In her signature soft vocal style, Billie Eilish makes a statement by singing about abusive relationships in her new single Your Power. As the song’s title might suggest, Your Power revolves around an abuser and how they use their power to manipulate their female partner, particularly in regards to her being much younger. What’s unique about this single is its lack of perspective permanence. The singer’s perspective shifts from an omniscient bystander to the abuser’s victim. This gives the listener a more well-rounded view of the situation even though subject pronouns are really the only lyrics changed to fit perspective.
Your Power is the first single from Eilish’s upcoming album Happier Than Ever, which will be released on July 30th. This single is a more than promising sneak peek into Happier Than Ever.
This is just an instrumental version of the original. I have nothing to say about the song, but I had to include it because the fact that Lil Nas X released this is absolutely hilarious to me.
In her brand new single, Hayley Kiyoko goes on a journey of self love and finding her best friend within herself. Found My Friends’ intro sounds almost like it could be in Stranger Things, and it gives the single a moody, rhythmic tone. But Kiyoko’s pop vocals pair well with the song’s sonics to lighten the mood enough to still make the single fun in nature. At the moment, it is unclear if Found My Friends means a new full length project from Kiyoko, but we can all hope.
I would say I expected better, but I really didn’t. I think someone needs to tell DJ Khaled that it’s not 2016 anymore, because I’m not sure that he’s aware. His once fun and rhythmic summer party tunes featuring the likes of Rihanna have grown increasingly stale over time. Even with a star-studded lineup of features on his newest album KHALED KHALED (Cardi B, Justin Timberlake, Megan Thee Stallion, JAY-Z, etc.), the project is messy and feels out of touch with reality. I don’t expect anything different from DJ Khaled himself, but for so many legitimate artists to take part in this dumpster fire of an album is truly disappointing.
The sheer amount of artists featured on most of the tracks overwhelms the music with too many ideas and voices. Verses from different artists can be really fun— in moderation. KHALED KHALED, and DJ Khaled himself, seem to just think that more is more. The excessive amount of verses from various artists makes the entire project feel extremely manufactured and insincere. DJ Khaled’s music will remain a major Flop unless he’s able to turn things around, which I do not foresee happening anytime soon.

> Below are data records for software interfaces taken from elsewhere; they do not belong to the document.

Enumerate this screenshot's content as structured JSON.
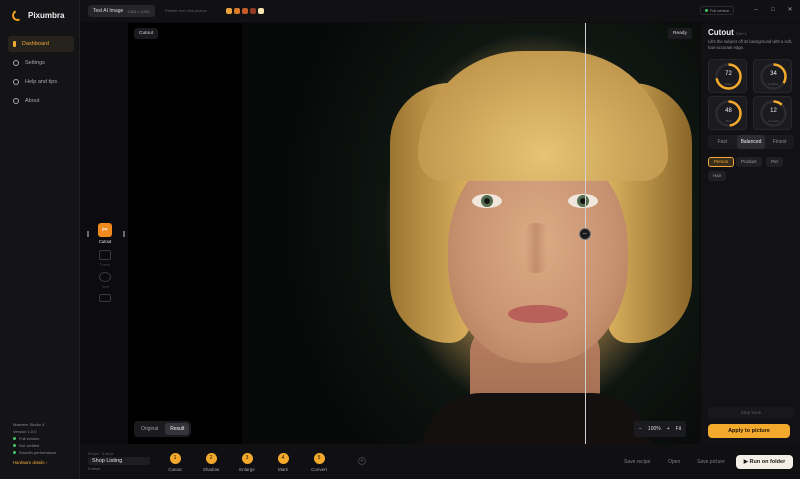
{
  "app": {
    "name": "Pixumbra"
  },
  "nav": [
    {
      "label": "Dashboard",
      "active": true
    },
    {
      "label": "Settings",
      "active": false
    },
    {
      "label": "Help and tips",
      "active": false
    },
    {
      "label": "About",
      "active": false
    }
  ],
  "footer": {
    "product": "Makeem Studio X",
    "version": "Version 1.0.0",
    "statuses": [
      "Full version",
      "Not verified",
      "Smooth performance"
    ],
    "hw_link": "Hardware details ›"
  },
  "topbar": {
    "file_name": "Test AI Image",
    "file_dims": "1264 × 1280",
    "hint": "Palette from this picture",
    "swatches": [
      "#e9a13b",
      "#d97a2a",
      "#c55a2a",
      "#8e3a22",
      "#f3e3b0"
    ],
    "status_label": "Full version",
    "window": [
      "–",
      "□",
      "✕"
    ]
  },
  "tools": {
    "active": "Cutout",
    "others": [
      "Frame",
      "Tone",
      "Fx"
    ]
  },
  "canvas": {
    "badge": "Cutout",
    "status": "Ready",
    "compare": [
      "Original",
      "Result"
    ],
    "compare_active": "Result",
    "zoom": {
      "minus": "−",
      "value": "100%",
      "plus": "+",
      "fit": "Fit"
    }
  },
  "panel": {
    "title": "Cutout",
    "tag": "Ctrl+1",
    "description": "Lifts the subject off its background with a soft, hair-accurate edge.",
    "dials": [
      {
        "value": "72",
        "label": "Edge",
        "fraction": 0.72
      },
      {
        "value": "34",
        "label": "Feather",
        "fraction": 0.34
      },
      {
        "value": "48",
        "label": "Shift",
        "fraction": 0.48
      },
      {
        "value": "12",
        "label": "Smooth",
        "fraction": 0.12
      }
    ],
    "speed": [
      "Fast",
      "Balanced",
      "Finest"
    ],
    "speed_active": "Balanced",
    "subjects": [
      "Person",
      "Product",
      "Pet",
      "Hair"
    ],
    "subject_active": "Person",
    "step_back": "Step back",
    "apply": "Apply to picture"
  },
  "bottom": {
    "recipe_caption": "Recipe · 5 steps",
    "recipe_name": "Shop Listing",
    "recipe_steps": "5 steps",
    "steps": [
      {
        "n": "1",
        "label": "Cutout"
      },
      {
        "n": "2",
        "label": "Shadow"
      },
      {
        "n": "3",
        "label": "Enlarge"
      },
      {
        "n": "4",
        "label": "Mark"
      },
      {
        "n": "5",
        "label": "Convert"
      }
    ],
    "add": "+",
    "save_recipe": "Save recipe",
    "open": "Open",
    "save_picture": "Save picture",
    "run": "Run on folder"
  },
  "colors": {
    "accent": "#f2a92c",
    "ok": "#3fc66d"
  }
}
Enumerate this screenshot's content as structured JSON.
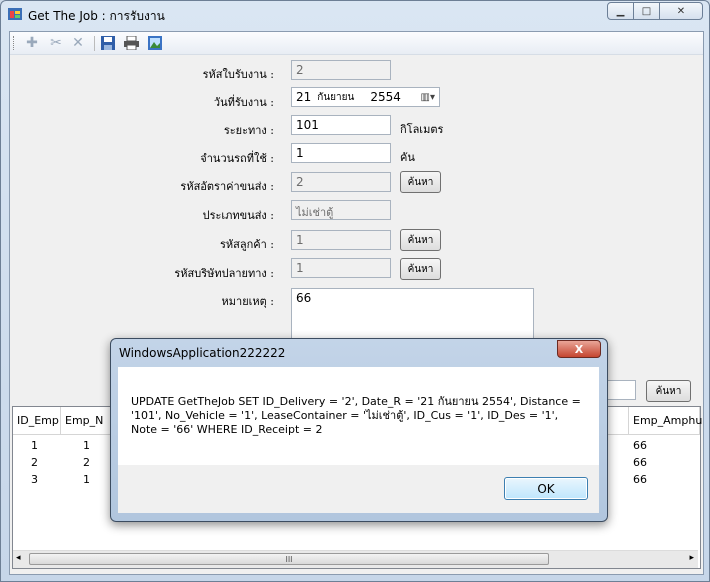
{
  "window": {
    "title": "Get The Job : การรับงาน"
  },
  "toolbar": {
    "icons": [
      "add-icon",
      "cut-icon",
      "delete-icon",
      "save-icon",
      "print-icon",
      "image-icon"
    ]
  },
  "form": {
    "receipt_id": {
      "label": "รหัสใบรับงาน :",
      "value": "2"
    },
    "date": {
      "label": "วันที่รับงาน :",
      "day": "21",
      "month": "กันยายน",
      "year": "2554"
    },
    "distance": {
      "label": "ระยะทาง :",
      "value": "101",
      "unit": "กิโลเมตร"
    },
    "vehicles": {
      "label": "จำนวนรถที่ใช้ :",
      "value": "1",
      "unit": "คัน"
    },
    "rate_code": {
      "label": "รหัสอัตราค่าขนส่ง :",
      "value": "2",
      "button": "ค้นหา"
    },
    "transport_type": {
      "label": "ประเภทขนส่ง :",
      "value": "ไม่เช่าตู้"
    },
    "customer_code": {
      "label": "รหัสลูกค้า :",
      "value": "1",
      "button": "ค้นหา"
    },
    "destination_code": {
      "label": "รหัสบริษัทปลายทาง :",
      "value": "1",
      "button": "ค้นหา"
    },
    "note": {
      "label": "หมายเหตุ :",
      "value": "66"
    },
    "search_button": "ค้นหา"
  },
  "grid": {
    "headers": [
      "ID_Emp",
      "Emp_N",
      "Emp_Amphu"
    ],
    "rows": [
      {
        "id": "1",
        "name": "1",
        "amphu": "66"
      },
      {
        "id": "2",
        "name": "2",
        "amphu": "66"
      },
      {
        "id": "3",
        "name": "1",
        "amphu": "66"
      }
    ],
    "scroll_thumb": "III"
  },
  "dialog": {
    "title": "WindowsApplication222222",
    "message": "UPDATE GetTheJob  SET ID_Delivery = '2', Date_R = '21 กันยายน 2554', Distance = '101', No_Vehicle = '1', LeaseContainer = 'ไม่เช่าตู้', ID_Cus = '1', ID_Des = '1', Note = '66' WHERE  ID_Receipt = 2",
    "ok": "OK",
    "close": "X"
  }
}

So not only did H.E.R. collaborate with Chris Brown, but she was also featured on DJ Khaled’s mess of an album this month. What confuses me is what possible motive an incredibly talented, beloved R&B singer has to gain from making mediocre music with irrelevant members of the industry who are notorious for making questionable, at best, decisions. As for Come Through specifically, I am disappointed that H.E.R., who has such a beautiful voice, collaborated with Chris Brown whose voice is autotuned to a comedic extent. Dear H.E.R., do better please; you deserve it.